As technology advances in our modern world, we find ourselves living in a society that moves faster than ever before. We are constantly connected via Wi-Fi or cellular network and check our email and social media accounts frequently.
We can have everything at our fingertips: an email sent from the other side of the world, a movie streamed instantly, money transferred online, a customized music channel, even a date with someone who shares our interests.
Ironically, while we are more connected than we have ever been, and convenience is at an all-time high, we have have grown distracted and disconnected from ourselves. We rarely have a moment to contemplate who we are because we are struggling with information overload. The hours slip by right before our eyes, and we siffer from a loss of personal authenticity.
For those of us who live in the city, we find ourselves always rushing from one place to another, eating on the go, catching transit, and running around between errands. It’s a constant rat race, as we try to make more money so we can afford more things, and then make even more money to be able to keep up with monthly payments and the expectaions of our lifestyle.
It’s easy to feel this pressure; however, such rampant consumeris is not sustainable. We will eventually find ourselves exhausted and feeling like something is missing.
This sort of lifestyle also disconnects us from our true internal creativity and motivation. This system breeds a way of life where our outer actions, experiences, or material possessions are a measurement of how we compare to our peers. In doing so, this competitive way of life devalues our inner honesty and integrity, making us only as good as the image we portray.
There was even a time when I kept switching through different screens every other minute, even when I didn’t have any specific activity for each. Why? Because my brain felt like it was in overdrive, telling my hands they have to be busy all the time, and my mind to check each mobile device so I would not miss anything. I feel like I shouldn’t miss anything, even when it doesn’t really matter.
I’m caught in the busyness illusion.

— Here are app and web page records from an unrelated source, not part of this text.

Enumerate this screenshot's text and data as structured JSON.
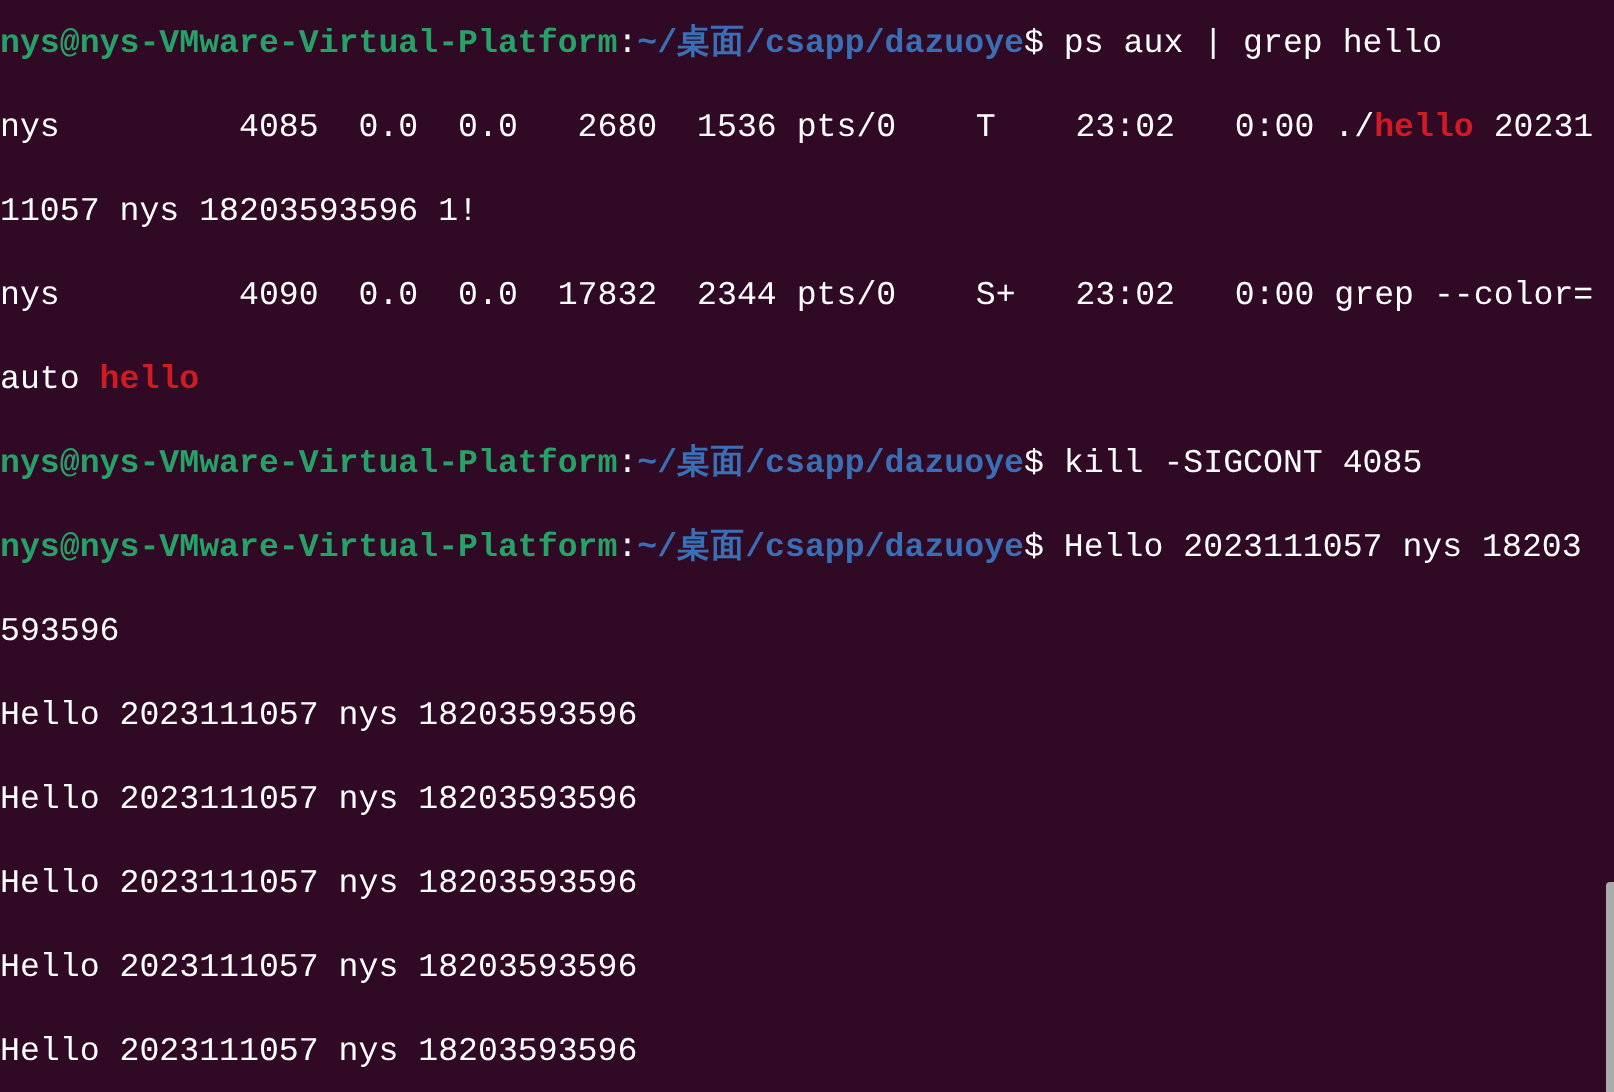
{
  "terminal": {
    "lines": [
      [
        {
          "kind": "host",
          "text": "nys@nys-VMware-Virtual-Platform"
        },
        {
          "kind": "sep",
          "text": ":"
        },
        {
          "kind": "path",
          "text": "~/桌面/csapp/dazuoye"
        },
        {
          "kind": "text",
          "text": "$ ps aux | grep hello"
        }
      ],
      [
        {
          "kind": "text",
          "text": "nys         4085  0.0  0.0   2680  1536 pts/0    T    23:02   0:00 ./"
        },
        {
          "kind": "match",
          "text": "hello"
        },
        {
          "kind": "text",
          "text": " 20231"
        }
      ],
      [
        {
          "kind": "text",
          "text": "11057 nys 18203593596 1!"
        }
      ],
      [
        {
          "kind": "text",
          "text": "nys         4090  0.0  0.0  17832  2344 pts/0    S+   23:02   0:00 grep --color="
        }
      ],
      [
        {
          "kind": "text",
          "text": "auto "
        },
        {
          "kind": "match",
          "text": "hello"
        }
      ],
      [
        {
          "kind": "host",
          "text": "nys@nys-VMware-Virtual-Platform"
        },
        {
          "kind": "sep",
          "text": ":"
        },
        {
          "kind": "path",
          "text": "~/桌面/csapp/dazuoye"
        },
        {
          "kind": "text",
          "text": "$ kill -SIGCONT 4085"
        }
      ],
      [
        {
          "kind": "host",
          "text": "nys@nys-VMware-Virtual-Platform"
        },
        {
          "kind": "sep",
          "text": ":"
        },
        {
          "kind": "path",
          "text": "~/桌面/csapp/dazuoye"
        },
        {
          "kind": "text",
          "text": "$ Hello 2023111057 nys 18203"
        }
      ],
      [
        {
          "kind": "text",
          "text": "593596"
        }
      ],
      [
        {
          "kind": "text",
          "text": "Hello 2023111057 nys 18203593596"
        }
      ],
      [
        {
          "kind": "text",
          "text": "Hello 2023111057 nys 18203593596"
        }
      ],
      [
        {
          "kind": "text",
          "text": "Hello 2023111057 nys 18203593596"
        }
      ],
      [
        {
          "kind": "text",
          "text": "Hello 2023111057 nys 18203593596"
        }
      ],
      [
        {
          "kind": "text",
          "text": "Hello 2023111057 nys 18203593596"
        }
      ]
    ]
  }
}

And it takes acknowledgment to get out of the sick cycle of wanting to stay in the loop, even when the things that make us human happen outside of it — in moments when our minds are allowed to think, contemplate, and reflect.